The Intensive Medical Care of Sick, Impaired, and Preterm Newborns in Israel and the Production of Vulnerable Neonatal Subjectivities


Following reduction in mortality rates of term and preterm babies hospitalized in NICUs, neonataology refocused its concerns on the survivors’ elevated risks of long-term health and developmental problems, thus turning the “intact survival” of hospitalized newborns into an equivalently desired moral and professional goal as their “survival.” Based on ethnographic observations in an Israeli NICU (“pagia”), I suggest that the new moral practice has bearings on the construction of neonatal subjectivities. According to Jewish and Israeli laws, personhood is conferred on at birth.

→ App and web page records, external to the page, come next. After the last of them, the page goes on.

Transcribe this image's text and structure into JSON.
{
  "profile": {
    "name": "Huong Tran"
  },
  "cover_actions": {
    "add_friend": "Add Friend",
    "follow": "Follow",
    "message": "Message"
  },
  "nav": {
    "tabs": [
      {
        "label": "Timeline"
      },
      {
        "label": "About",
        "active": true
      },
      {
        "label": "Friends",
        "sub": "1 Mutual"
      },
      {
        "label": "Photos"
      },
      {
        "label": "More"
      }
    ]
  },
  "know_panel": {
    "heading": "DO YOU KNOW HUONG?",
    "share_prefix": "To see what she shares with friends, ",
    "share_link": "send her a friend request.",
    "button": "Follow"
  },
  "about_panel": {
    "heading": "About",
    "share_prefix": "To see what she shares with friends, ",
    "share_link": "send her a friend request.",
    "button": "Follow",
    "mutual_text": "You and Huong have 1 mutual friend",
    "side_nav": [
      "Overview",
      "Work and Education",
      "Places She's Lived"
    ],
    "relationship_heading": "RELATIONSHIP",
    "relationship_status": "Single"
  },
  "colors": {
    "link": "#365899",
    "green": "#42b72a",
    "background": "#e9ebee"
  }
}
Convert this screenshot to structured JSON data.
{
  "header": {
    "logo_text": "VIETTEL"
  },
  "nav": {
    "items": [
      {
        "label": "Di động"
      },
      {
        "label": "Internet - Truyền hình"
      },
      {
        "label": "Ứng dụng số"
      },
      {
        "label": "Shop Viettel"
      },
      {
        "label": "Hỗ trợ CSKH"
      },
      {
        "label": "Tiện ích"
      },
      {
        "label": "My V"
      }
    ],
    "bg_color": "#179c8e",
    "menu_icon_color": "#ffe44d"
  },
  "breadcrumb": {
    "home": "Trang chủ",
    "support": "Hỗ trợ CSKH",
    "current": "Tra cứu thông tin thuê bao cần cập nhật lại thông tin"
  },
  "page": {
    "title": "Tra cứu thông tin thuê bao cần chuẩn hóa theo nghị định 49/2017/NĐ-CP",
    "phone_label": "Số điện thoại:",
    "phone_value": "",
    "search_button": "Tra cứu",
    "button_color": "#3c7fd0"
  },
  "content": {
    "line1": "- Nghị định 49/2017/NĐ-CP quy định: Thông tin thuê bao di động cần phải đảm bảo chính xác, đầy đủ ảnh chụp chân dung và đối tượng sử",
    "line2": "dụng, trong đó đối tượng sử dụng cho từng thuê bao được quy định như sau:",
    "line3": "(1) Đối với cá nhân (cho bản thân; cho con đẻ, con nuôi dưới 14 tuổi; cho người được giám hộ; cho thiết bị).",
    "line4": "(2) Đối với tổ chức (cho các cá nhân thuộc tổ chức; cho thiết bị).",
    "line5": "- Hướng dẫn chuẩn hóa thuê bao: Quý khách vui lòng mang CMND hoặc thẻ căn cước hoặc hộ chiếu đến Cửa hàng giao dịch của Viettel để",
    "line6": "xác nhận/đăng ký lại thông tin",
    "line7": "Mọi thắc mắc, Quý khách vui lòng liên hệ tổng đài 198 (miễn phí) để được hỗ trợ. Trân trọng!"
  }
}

However, my findings indicate that in practice the question of “quality of life” often appears to be a stronger consideration than legal personhood when withdrawal of intensive therapies is discussed in the nursery. Consequently, the significance of the moment of birth to the construction of subjectivity is obscured. The construction of subjectivity as a progressively developed and irreversible category is challenged, and it becomes vulnerable.